--- Records supplied Enclosed Below ---
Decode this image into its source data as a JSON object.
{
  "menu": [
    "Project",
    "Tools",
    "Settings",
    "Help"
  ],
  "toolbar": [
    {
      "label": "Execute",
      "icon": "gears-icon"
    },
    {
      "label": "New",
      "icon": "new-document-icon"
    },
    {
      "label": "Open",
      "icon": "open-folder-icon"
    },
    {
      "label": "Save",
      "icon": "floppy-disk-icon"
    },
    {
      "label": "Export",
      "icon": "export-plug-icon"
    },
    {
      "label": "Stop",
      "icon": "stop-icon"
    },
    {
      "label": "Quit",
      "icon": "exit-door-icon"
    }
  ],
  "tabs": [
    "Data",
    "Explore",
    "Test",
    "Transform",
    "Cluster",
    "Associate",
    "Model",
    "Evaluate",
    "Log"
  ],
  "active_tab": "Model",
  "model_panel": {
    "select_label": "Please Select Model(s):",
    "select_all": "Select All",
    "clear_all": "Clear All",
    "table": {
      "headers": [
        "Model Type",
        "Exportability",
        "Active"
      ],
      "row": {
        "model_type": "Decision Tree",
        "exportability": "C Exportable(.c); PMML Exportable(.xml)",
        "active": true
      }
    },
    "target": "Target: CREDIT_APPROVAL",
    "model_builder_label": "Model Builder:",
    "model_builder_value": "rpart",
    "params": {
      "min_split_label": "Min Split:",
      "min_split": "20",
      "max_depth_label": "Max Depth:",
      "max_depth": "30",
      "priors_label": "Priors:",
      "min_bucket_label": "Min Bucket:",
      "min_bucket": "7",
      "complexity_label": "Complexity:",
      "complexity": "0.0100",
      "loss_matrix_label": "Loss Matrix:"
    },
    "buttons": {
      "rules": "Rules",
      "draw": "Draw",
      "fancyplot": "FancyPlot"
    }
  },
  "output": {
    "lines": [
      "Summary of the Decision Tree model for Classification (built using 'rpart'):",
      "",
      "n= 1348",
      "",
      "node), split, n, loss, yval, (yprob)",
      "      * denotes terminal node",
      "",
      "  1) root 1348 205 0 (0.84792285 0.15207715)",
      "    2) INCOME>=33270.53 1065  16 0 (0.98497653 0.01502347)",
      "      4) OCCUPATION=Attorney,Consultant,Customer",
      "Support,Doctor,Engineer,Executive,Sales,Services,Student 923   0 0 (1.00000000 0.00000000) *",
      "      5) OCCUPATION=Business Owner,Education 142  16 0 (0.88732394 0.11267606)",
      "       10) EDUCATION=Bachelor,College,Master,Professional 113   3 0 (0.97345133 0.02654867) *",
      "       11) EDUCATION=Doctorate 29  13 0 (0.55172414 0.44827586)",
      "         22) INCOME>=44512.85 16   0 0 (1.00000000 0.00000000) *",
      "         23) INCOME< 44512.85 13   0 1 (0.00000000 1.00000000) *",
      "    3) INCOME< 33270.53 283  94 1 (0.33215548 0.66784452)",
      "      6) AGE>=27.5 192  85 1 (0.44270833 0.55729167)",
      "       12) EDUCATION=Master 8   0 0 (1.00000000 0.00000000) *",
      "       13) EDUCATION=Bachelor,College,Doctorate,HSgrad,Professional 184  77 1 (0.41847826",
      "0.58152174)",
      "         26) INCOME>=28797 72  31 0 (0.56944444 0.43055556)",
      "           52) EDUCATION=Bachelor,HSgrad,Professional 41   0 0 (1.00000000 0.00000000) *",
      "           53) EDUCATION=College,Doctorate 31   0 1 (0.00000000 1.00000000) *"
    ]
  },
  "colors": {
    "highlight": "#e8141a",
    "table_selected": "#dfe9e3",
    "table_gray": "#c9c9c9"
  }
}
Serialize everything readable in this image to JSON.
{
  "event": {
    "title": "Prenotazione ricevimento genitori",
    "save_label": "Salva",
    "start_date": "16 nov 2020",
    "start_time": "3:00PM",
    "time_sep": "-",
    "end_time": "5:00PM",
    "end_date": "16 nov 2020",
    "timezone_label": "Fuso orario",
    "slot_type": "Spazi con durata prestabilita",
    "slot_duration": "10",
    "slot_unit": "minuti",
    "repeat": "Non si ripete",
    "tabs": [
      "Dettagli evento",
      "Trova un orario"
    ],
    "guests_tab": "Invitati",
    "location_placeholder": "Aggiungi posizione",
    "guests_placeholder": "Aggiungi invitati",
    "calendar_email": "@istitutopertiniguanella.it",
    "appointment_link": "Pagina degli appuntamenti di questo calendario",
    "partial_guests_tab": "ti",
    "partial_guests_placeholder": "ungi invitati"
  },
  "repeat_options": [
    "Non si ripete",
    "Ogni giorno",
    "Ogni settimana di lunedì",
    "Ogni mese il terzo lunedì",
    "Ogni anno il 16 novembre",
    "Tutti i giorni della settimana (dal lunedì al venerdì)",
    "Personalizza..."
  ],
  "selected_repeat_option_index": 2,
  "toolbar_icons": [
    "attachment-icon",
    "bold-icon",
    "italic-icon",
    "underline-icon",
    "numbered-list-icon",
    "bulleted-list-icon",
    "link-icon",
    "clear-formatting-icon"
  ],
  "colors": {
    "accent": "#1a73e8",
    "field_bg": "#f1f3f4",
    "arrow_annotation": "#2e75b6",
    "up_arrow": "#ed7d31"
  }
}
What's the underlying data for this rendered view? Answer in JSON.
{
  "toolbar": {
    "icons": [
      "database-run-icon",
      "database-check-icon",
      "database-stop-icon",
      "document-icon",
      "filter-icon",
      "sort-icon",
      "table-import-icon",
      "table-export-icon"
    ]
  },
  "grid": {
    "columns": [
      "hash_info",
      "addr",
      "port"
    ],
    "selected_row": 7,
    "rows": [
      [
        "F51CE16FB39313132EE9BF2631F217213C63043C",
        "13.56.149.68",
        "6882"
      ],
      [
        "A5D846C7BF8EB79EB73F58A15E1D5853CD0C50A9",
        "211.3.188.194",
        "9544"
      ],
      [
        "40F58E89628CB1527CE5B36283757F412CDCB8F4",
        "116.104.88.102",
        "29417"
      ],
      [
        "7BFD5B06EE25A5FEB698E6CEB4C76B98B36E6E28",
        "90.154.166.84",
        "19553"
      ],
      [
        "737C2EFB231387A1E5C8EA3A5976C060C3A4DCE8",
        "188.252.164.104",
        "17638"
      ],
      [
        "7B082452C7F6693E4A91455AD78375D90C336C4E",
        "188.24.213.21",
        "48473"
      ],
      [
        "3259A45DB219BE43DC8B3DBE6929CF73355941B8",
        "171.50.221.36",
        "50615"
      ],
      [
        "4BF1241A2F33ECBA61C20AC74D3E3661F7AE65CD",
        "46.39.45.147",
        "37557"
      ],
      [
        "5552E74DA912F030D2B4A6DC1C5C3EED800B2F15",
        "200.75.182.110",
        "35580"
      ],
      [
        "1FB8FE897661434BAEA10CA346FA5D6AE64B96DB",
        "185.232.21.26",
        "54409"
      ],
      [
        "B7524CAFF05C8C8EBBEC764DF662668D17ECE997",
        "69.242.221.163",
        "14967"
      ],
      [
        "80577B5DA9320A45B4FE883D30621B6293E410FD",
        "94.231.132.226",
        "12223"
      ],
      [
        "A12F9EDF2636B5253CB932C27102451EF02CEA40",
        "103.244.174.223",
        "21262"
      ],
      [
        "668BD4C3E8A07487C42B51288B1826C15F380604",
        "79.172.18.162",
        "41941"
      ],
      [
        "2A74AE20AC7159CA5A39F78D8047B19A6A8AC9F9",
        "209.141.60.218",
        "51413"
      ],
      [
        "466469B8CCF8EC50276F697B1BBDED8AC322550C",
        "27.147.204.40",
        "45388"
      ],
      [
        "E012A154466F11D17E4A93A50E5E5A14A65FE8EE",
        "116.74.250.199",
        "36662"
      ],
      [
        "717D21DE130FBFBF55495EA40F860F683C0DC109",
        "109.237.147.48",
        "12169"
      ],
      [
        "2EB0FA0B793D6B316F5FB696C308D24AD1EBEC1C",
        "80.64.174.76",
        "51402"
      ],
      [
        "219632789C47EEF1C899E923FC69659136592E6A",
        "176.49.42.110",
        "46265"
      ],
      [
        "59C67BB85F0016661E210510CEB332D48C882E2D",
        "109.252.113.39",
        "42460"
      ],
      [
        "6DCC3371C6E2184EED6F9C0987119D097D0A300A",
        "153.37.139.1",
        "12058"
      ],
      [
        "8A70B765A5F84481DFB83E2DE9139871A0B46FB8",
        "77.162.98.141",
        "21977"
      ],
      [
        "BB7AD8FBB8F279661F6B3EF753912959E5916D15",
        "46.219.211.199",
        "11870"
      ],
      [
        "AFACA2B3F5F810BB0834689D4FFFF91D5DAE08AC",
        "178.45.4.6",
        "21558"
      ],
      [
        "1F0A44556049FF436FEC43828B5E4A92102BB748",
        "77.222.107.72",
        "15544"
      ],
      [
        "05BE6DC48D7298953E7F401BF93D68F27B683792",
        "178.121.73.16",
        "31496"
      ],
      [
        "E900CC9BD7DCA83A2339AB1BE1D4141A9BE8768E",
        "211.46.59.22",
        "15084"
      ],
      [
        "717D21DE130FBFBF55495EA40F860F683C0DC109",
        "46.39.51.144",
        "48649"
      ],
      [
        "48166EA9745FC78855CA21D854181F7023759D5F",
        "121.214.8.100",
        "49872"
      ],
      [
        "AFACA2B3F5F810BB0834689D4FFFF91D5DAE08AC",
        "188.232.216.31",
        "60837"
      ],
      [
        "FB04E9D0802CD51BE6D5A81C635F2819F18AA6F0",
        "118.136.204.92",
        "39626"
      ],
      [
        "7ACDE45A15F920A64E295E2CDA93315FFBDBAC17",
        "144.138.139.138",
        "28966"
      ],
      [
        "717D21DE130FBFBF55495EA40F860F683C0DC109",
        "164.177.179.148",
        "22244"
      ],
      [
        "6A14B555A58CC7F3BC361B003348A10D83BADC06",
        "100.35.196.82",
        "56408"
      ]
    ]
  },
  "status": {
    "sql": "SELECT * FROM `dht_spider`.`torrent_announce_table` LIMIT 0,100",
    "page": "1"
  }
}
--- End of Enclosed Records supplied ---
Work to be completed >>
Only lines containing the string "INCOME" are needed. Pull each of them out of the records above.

The answer >>
      "    2) INCOME>=33270.53 1065  16 0 (0.98497653 0.01502347)",
      "         22) INCOME>=44512.85 16   0 0 (1.00000000 0.00000000) *",
      "         23) INCOME< 44512.85 13   0 1 (0.00000000 1.00000000) *",
      "    3) INCOME< 33270.53 283  94 1 (0.33215548 0.66784452)",
      "         26) INCOME>=28797 72  31 0 (0.56944444 0.43055556)",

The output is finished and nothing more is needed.